In our early teens, my brother Jim and I would sneak onto the grounds of a nearby private Catholic girls’ school to fish in a stream-fed pond at the back of the property. One summer morning, a nun who had caught us trespassing there punished us by forcing us to throw back our catch: two plump trout begging to be pan-fried in butter for breakfast. They were already quite dead, and releasing them was a useless gesture, but the merciful sister would have none of it.

The incident soured us on that fishing hole, so we avoided it for the next couple of months. Instead we fished in the smaller pond upstream of the school, which was legally accessible because it bordered on a public street. Or we’d fish downstream of the school in a brook that ran through a wooded strip behind a row of suburban houses, none of which laid claim to owning that piece of land.

But we knew the trout could feed and grow almost without limit in the cool, deep waters of that big pond behind the girls’ school. We were determined to sneak in there again to catch them – nuns be damned.

It was late August by the time we got up the courage to go back. We slid out of bed at 5:15 a.m., and dressed in the dark, quietly pulling on jeans and tee shirts we’d laid out the night before. Then we gathered our gear and can of nightcrawlers from the garage, carefully rolling open the overhead door, and talking in hushed whispers so we wouldn’t awaken our parents in the bedroom above.

The sky was a black dome dotted with stars; no trace of moon. And although the air was scented with grass, it carried a melancholy undertone too – the distinct chill that creeps into late summer mornings as the season steals away. We walked in silence through the quiet streets to the entrance to the woods a mile away.

It was darker along the stream than it had been on the road, but by now the sky was starting to brighten enough so that, even in the twilight below the canopy of trees, we could pick out the familiar dirt path ahead. There was a concrete spillway just below the pond that sloped steeply upwards for about forty feet. As we labored up the path alongside the spillway, we noticed there was a broad wet path on the concrete, rippling with a steady trickle of water from above, as if the pond were overflowing.

But it hadn’t rained in a week.

We reached the top and peered out of the bushes, our heads level with the dirt road that circled the pond. The sun was pretty well up by now, and we could see there were no nuns about, and that the caretaker’s empty truck was parked by his house across the lake. All clear. We clambered up onto the road, carefully poking our fragile fishing poles out of the bushes ahead of us, like insects’ antennae testing the air.
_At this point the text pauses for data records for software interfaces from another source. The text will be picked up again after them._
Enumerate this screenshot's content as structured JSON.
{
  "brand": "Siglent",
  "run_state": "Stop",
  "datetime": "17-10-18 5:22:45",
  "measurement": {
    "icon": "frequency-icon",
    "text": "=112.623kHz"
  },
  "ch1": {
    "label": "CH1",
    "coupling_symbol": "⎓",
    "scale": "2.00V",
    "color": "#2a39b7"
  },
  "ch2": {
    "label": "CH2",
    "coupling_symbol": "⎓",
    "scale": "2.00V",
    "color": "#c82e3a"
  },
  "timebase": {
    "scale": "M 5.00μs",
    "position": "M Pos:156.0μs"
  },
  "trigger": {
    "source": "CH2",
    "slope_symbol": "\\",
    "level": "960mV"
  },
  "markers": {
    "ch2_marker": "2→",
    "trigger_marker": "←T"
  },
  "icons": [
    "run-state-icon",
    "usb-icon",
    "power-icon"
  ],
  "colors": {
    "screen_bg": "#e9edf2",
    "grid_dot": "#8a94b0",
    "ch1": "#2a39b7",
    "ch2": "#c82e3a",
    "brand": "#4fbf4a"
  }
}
We scurried across the road onto the wooden dock and looked out over the pond. Normally we would see the rose reflection of the new dawn on the glassy water; bugs darting in the mist being snatched from the air by trout breaking the surface; ripples from the morning breeze – but there was nothing. The pond was gone.

Someone had drained it by opening the sluice gates at the top of the spillway. That explained the trickle on the concrete – they must have done it days ago. By now, the pond had almost entirely bled out.

Our pristine secret fishing hole had been reduced to a slimy expanse of black mud, and a few shallow puddles. The deepest remaining spots were in the middle, where the pond had been deepest when it was full, and where we assumed the largest fish had hidden. It looked as if most of them were still there, crowded into the last refuge of water, the sluggish movements of their clustered dorsal fins barely covered by the brackish soup. Some moved more slowly than others. Others had stopped moving and had begun to merge with the mud.

We never learned why they drained that pond, but if the goal was to deter trespassers, they achieved it with us. We left that day, sick at heart, and never returned.